Silver Dollar City is located in the mountain’s of Southern Missouri. Aside from a few of the tallest ride’s lift hills poking out above the treeline, it’s tough to see the rides until your about to get on them. This was also the case as Daryl and Kendra (my tour guides for the day) led me towards Wildfire.
I’d studied images of the brown B&M looping coaster for years, but they didn’t prepare me for seeing it in person. We bypassed the queue and instead took a left passing through the gift shop. On the other side, there was quite a dramatic reveal. As we stepped onto the observation area, there was Wildfire’s massive cobra roll and sea of rolling green terrain punctuated by a lake in the distance.

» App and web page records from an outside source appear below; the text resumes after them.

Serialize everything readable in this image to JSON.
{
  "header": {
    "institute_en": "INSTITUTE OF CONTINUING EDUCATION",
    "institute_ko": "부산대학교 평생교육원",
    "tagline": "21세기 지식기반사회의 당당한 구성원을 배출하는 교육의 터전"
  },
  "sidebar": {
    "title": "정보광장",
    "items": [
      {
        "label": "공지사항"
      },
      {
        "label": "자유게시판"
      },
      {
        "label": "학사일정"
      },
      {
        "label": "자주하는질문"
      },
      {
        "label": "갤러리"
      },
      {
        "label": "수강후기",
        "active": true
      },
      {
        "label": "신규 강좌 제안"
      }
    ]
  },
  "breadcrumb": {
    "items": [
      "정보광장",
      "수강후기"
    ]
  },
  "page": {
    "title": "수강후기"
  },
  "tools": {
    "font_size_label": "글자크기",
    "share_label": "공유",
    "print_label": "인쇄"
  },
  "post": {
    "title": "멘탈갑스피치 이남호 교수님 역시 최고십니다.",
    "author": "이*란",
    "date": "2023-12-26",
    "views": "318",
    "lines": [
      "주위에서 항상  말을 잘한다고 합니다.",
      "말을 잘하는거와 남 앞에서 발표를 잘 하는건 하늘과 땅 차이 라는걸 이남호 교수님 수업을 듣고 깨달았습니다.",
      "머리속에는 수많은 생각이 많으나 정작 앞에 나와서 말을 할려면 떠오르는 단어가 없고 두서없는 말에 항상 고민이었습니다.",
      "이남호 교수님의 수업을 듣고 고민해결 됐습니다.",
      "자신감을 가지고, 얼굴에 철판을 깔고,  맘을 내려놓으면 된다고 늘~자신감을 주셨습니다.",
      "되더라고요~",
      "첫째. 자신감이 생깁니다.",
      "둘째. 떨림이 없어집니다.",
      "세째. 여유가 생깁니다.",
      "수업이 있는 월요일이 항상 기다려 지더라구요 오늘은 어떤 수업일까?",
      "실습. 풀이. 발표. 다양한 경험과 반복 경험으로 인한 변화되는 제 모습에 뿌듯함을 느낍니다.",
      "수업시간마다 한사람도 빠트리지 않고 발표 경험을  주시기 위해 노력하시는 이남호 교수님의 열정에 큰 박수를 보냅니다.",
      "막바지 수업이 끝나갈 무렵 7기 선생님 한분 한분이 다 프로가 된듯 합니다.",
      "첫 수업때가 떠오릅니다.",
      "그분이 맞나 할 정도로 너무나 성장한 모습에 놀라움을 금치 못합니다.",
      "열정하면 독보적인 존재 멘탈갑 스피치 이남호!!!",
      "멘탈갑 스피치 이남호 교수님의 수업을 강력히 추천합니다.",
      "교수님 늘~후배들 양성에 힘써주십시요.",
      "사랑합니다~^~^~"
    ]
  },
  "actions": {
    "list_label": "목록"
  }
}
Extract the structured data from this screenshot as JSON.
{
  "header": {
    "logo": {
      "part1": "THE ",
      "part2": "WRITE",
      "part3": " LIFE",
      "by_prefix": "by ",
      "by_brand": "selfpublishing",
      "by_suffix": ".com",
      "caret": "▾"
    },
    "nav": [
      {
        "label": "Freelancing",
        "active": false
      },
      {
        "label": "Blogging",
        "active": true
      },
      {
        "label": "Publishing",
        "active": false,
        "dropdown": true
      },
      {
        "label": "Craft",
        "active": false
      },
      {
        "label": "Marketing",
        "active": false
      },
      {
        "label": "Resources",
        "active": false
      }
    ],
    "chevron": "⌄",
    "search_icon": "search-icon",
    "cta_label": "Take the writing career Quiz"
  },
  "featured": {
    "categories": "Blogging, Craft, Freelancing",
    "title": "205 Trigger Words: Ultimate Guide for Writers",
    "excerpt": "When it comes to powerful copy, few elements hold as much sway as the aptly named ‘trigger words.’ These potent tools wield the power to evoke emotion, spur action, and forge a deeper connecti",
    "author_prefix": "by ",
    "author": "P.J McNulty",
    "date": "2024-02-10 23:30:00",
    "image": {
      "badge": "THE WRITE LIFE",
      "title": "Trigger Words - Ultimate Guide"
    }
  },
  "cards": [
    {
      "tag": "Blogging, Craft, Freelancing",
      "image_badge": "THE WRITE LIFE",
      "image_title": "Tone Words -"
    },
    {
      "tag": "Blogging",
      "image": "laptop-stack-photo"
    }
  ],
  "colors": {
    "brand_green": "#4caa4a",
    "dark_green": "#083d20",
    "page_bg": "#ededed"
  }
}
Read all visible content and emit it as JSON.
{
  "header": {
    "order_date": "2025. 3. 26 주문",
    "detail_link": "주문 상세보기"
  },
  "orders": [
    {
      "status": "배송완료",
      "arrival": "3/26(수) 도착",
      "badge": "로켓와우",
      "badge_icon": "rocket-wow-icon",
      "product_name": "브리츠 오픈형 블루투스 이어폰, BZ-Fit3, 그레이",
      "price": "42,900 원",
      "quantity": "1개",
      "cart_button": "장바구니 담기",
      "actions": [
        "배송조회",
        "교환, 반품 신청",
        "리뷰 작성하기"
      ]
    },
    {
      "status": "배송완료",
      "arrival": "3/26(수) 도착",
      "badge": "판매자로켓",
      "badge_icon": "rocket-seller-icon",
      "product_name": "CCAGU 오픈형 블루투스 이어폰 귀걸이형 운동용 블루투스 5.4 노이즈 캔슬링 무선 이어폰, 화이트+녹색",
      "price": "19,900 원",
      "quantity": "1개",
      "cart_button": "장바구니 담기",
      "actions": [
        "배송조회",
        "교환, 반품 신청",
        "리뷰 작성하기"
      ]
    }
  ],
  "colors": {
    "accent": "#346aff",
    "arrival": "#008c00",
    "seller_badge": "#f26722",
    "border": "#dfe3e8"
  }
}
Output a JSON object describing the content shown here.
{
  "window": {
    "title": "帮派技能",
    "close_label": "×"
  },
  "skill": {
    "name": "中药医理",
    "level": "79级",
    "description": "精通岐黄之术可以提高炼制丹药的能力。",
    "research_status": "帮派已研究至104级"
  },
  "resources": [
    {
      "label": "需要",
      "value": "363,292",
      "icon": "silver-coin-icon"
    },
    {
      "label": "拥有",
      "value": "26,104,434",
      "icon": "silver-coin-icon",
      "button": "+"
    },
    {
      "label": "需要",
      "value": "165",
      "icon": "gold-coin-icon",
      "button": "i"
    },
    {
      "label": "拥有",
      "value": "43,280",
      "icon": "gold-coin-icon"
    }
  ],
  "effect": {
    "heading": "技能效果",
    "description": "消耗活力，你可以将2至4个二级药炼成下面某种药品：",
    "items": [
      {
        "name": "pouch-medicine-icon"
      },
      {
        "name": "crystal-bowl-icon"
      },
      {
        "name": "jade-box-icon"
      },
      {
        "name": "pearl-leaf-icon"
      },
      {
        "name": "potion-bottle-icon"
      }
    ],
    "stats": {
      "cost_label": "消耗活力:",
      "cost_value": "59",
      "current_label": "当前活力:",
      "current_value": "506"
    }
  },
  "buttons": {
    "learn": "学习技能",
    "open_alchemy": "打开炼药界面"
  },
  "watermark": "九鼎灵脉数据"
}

I have to say it was quite an introduction, with up-close view of a beautiful man-made structure with an also beautiful natural terrain as a backdrop.
Wildfire was built in 2001. It’s a Bollinger & Mabillard looping coaster that seats riders four-across. It’s situated on a small footprint right on the side of a mountain. Unfortunately, I missed out on the ride’s theming. I had a Trailblazer pass so I entered the station from a side door. Shame on me for not checking out the queue more. From what I could see from inside the station, it looked cool with some kind of a large machine with liquid bubbling inside. Here’s a theming note from RCDB: “Based on an 1880’s Ozarks tale of Dr. Horatio Harris, an inventor who was working on a flying machine. “Wildfire” was the name of the fuel he created for this machine.”
I rode Wildfire twice in the front. Both times, I was paired with a family of three riders. Thankfully, they were nice and were cool with me joining them. Riders can expect the standard B&M looping coaster seats; which have the most comfortable restraints and seats around. Shortly after the train is dispatched it takes an immediate right-hand u-turn and then it meets the lift hill. The climb offers a great view of the aforementioned hilly terrain along with launch coaster Powder Keg to your right.
At the top, there’s a small pre-drop, where the train takes just a dip. Then there’s the first drop; an uncharacteristically (for B&M) straight drop of 155 feet. Wildfire returns to the sky with a smooth Immelmann loop. This is followed be a large vertical loop that pulls some stronger g-forces. Next, is the back-to-back inversions of the cobra roll near the observation area. On some rides, cobra rolls can get pretty rough, but they were a bit less so on Wildfire. It could’ve had something to do with my front seat rides. Wildfire finishes with a fun corkscrew and then heads right into the station brakes.
Wildfire’s a solid ride that’s sure to continue to be a crowd-pleaser for Silver Dollar City for years to come. It’s no Kraken or Hulk, but I’d put it on-par with other compact B&M loopers like Batman The Ride at Six Flags New England; with the added bonus of the great view and picturesque location. Images on the Web just don’t do the ride’s surroundings justice. Wildfire won’t blow you away if you’ve traveled quite a bit, but it’s definitely a fun ride.